Paint pens are used in many industries. Craft industries utilize many varieties of paint pens, whereas construction and other industries rely on the permanence and durability of oil-based paint pens. Oil-based paint pens, according to How To Arts and Crafts website, retain their color vibrancy despite exposure to UV light. This resistance to fading makes the oil-based paint pen a perfect candidate for outdoor usage. Craft paint pens are often removed from surfaces with soap and water, but oil-based paint pens require more extensive removal procedures to eliminate the paint from surfaces such as metal.
Hold a steel wool pad over a disposable container, such as a clean margarine tub, and pour paint thinner onto the pad until completely saturated. Steel wool pads and paint thinner can be purchased at discount, hardware and home improvement stores.
Scrub the oil-based paint on the metal in a tight, circular motion. Press the steel wool pad firmly against the metal surface while rubbing. If the metal is a softer metal surface, watch for scratching to the metal. Stop using the steel wool and switch to a cloth rag to avoid scratching the metal. If the metal is painted, the paint thinner will strip the paint from the metal as well as cleaning the oil-based paint pen paint from the metal.
Wipe the excess paint thinner from the metal with a cloth rag. Continue scrubbing the oil-based paint on the metal with the steel wool pad until the paint is removed.
Saturate a clean cloth rag with mineral spirits and scrub the area where the paint remover was used to remove the oil-based paint from the paint pen. According to United States General Services Administration, mineral spirits is necessary to eliminate trace amounts of oil-based paint and paint remover residue. Mineral spirits, alone, are often used as a paint remover.
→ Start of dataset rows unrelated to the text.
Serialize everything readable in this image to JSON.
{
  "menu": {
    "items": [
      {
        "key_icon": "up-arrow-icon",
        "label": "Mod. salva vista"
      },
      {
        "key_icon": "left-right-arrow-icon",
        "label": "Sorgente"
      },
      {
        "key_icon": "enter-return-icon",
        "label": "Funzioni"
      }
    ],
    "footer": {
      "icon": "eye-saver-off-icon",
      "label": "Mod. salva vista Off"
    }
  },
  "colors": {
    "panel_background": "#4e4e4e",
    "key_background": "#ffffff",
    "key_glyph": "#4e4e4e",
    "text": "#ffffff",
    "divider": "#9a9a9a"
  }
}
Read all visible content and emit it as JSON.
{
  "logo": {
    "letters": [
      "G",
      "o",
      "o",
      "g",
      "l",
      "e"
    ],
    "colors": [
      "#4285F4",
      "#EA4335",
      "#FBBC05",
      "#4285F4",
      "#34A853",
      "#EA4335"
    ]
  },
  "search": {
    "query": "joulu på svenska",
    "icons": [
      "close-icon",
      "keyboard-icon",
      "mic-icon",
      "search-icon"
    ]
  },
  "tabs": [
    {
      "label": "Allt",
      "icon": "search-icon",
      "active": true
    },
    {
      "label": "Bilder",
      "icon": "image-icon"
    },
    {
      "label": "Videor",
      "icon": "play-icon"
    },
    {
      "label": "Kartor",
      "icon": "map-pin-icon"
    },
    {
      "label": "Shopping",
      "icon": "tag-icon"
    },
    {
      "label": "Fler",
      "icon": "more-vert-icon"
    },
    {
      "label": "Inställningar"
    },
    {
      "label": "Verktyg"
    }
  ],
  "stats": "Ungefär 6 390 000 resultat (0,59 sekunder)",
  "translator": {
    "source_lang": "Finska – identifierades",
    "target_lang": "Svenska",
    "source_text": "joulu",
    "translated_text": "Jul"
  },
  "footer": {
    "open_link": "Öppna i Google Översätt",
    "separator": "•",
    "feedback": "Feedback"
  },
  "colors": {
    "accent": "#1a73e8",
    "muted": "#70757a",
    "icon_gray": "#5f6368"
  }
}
Mineral spirits are available for purchase at hardware, discount, paint and home improvement stores.
Wipe the area with a damp sponge. Dry the metal thoroughly with paper towels or dry rags.
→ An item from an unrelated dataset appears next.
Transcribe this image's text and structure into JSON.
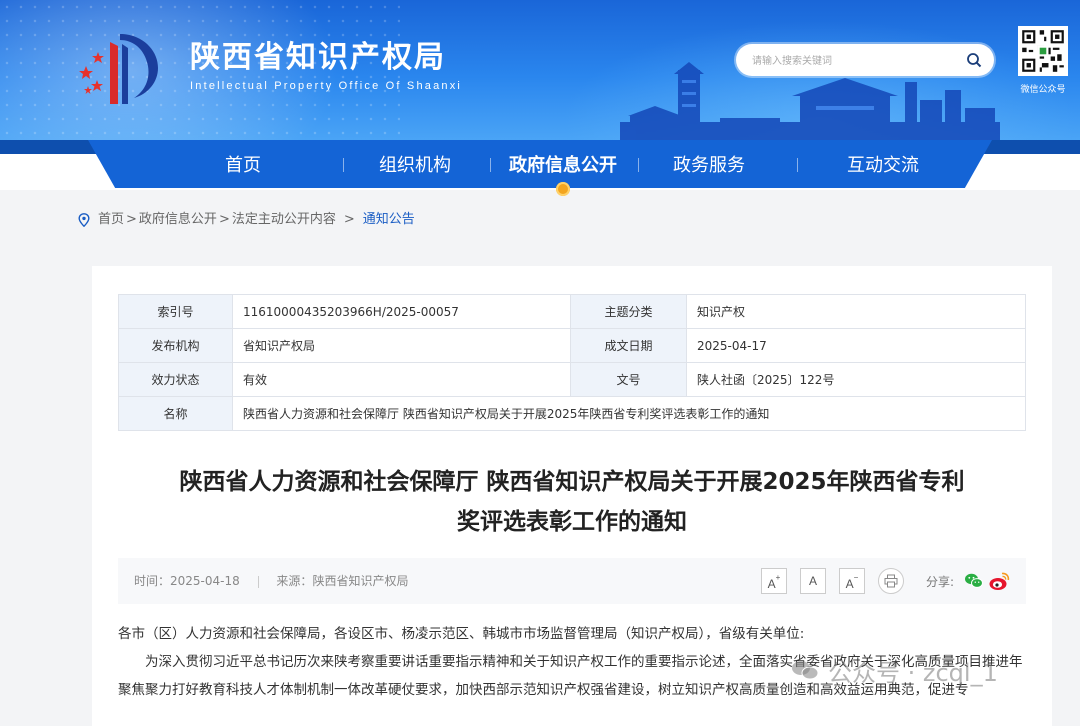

Clean up the steel wool, disposable container, and any rags containing paint removing chemicals by completely saturating with water. Ideally, these items that have been exposed to chemicals should be sealed in a coffee or paint can or some other metal container and disposed of according to your city or county's hazardous waste codes.